Excerpts from an interface dataset
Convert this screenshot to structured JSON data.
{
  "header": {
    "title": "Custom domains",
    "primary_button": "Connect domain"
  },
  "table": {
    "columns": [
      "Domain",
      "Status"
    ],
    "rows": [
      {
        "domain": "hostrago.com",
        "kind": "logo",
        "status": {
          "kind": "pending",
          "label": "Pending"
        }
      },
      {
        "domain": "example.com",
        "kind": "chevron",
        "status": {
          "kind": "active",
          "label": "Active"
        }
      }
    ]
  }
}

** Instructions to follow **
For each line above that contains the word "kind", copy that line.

** Answer area **
        "kind": "logo",
          "kind": "pending",
        "kind": "chevron",
          "kind": "active",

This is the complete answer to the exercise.